EXERCISE DIRECTIONS:
Nothing may be dropped or added when the entries below are copied.

===== TASK MATERIAL =====

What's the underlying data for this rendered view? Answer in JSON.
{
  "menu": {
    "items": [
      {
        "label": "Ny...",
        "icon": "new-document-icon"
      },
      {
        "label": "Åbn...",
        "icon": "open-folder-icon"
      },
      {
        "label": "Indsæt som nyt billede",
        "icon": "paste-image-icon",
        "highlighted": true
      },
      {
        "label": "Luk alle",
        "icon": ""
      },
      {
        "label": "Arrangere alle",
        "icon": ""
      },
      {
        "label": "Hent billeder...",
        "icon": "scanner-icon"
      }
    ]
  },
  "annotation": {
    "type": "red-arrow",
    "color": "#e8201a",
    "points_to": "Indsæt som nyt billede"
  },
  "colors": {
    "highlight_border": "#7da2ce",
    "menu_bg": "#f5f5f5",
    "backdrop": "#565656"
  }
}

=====

ANSWER TO THIS EXERCISE:
What's the underlying data for this rendered view? Answer in JSON.
{
  "menu": {
    "items": [
      {
        "label": "Ny...",
        "icon": "new-document-icon"
      },
      {
        "label": "Åbn...",
        "icon": "open-folder-icon"
      },
      {
        "label": "Indsæt som nyt billede",
        "icon": "paste-image-icon",
        "highlighted": true
      },
      {
        "label": "Luk alle",
        "icon": ""
      },
      {
        "label": "Arrangere alle",
        "icon": ""
      },
      {
        "label": "Hent billeder...",
        "icon": "scanner-icon"
      }
    ]
  },
  "annotation": {
    "type": "red-arrow",
    "color": "#e8201a",
    "points_to": "Indsæt som nyt billede"
  },
  "colors": {
    "highlight_border": "#7da2ce",
    "menu_bg": "#f5f5f5",
    "backdrop": "#565656"
  }
}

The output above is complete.